So here comes NaNoWriMo to the rescue! The whole point is to free you from the threat of failure, because the only failure is not to try. All you have to do to win NaNo is to get to 50,000 words. Nobody is going to judge your words. Nobody is going to even read them before you’re ready to share them. The website will verify your word count by asking you to upload your rough (emphasis on rough) draft into its calculator to confirm that you’ve actually hit 50K or beyond (not that I’m bragging, but on my first NaNo project last year I got to 65,000 words by the end of the month. Have I mentioned how motivating that little daily graph is?), but that’s all done electronically. There is no judgement. There is only celebration.
And there is a lot of celebration. There are parties, and write-in’s, and all manner of online cheerleading. There are electronic badges you can earn. The whole thing is approached with an attitude of go-for-it, what-the-hell fun. All you really have to do is commit. And then, y’know, write.
Right now is a great time to start revving your engines. You’ve still got most of September and all of October to plan, dream, or otherwise incubate. Because, and my apologies to Ned and the rest of the gang at Winterfell, November is coming.
The process is simple. You set up your profile (easy: trust me, I’m a notorious Luddite, and I had no problem), give your novel a working title, and you’re in. It’s free. They don’t share your info with anybody. They just really, truly want you to succeed. There is all manner of coaching available, a host of writing communities (or “cabins” as they’re called) that you can join — or you can form one of your own —and a bunch of forums you can access that deal with everything from preparation to how to carve out writing time to craft issues like plotting and pacing and character, to what kind of music/coffee/chocolate might help keep your butt in the chair and your fingers whapping away at the keyboard.Right now is a great time to start revving your engines. You’ve still got most of September and all of October to plan, dream, or otherwise incubate.
And what happens if you get to midnight on November 30 and you have written and verified 50,000 words?
What do you win? Big, happy congratulations. Acknowledgement on the website. And far more importantly, on December 1 you get to wake up and realize that you did it. You wrote a novel. Maybe not the whole thing, or maybe not the novel you had in mind when you opened your laptop on Nov. 1, but you’ve got a really-o, truly-o draft.
And then you get to leave it alone and tackle the holiday stuff. Seriously. Don’t even look at what you’ve written for at least three weeks. When you do, you’ll find that, while there may be a lot of wonky stuff like characters that go on important errands never to return, plot lines that drift away like smoke, cringe-worthy clichés and strings of awkward adverbs — there are also some jewels in there. More than you ever would have thought. It’s 100% certain that there are more than if you had never written the thing in the first place.
But you can’t revise an empty page. What have you got to lose? It’s only a month. And I promise you can do it and still keep your job, your relationship, and your dog.
Have you played with the notion of writing a book?
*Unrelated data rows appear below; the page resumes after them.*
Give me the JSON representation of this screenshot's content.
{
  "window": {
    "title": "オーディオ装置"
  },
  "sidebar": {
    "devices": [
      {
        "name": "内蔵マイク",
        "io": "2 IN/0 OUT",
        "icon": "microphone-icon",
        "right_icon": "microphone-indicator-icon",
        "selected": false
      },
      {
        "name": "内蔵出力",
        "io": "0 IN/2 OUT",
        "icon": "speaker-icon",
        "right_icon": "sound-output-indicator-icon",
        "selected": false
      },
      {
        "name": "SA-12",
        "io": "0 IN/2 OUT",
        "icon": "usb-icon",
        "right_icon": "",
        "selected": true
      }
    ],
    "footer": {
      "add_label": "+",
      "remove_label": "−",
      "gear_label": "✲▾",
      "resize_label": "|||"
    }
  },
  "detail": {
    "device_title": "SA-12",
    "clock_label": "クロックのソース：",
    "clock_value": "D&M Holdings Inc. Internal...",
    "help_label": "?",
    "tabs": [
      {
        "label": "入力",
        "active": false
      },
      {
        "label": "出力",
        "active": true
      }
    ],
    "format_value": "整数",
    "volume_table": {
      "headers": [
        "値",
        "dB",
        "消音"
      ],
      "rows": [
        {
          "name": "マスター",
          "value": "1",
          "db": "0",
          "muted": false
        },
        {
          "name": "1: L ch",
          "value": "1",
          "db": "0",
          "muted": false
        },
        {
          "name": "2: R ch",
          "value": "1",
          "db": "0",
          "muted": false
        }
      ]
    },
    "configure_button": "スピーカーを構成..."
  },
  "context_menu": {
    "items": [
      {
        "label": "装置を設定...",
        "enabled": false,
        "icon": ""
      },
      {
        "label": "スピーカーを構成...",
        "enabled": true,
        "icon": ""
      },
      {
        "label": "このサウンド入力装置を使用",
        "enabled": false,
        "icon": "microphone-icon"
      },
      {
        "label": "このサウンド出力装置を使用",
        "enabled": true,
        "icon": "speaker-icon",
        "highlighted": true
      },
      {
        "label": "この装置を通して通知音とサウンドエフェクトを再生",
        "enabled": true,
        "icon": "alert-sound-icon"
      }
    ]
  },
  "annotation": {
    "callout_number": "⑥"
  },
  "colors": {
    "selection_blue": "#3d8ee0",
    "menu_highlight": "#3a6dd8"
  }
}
Or is there some other creative project you’ve been wanting to embark on but something keeps getting in the way? You are so not alone! Please leave a comment: nothing here for you but encouragement and smiles.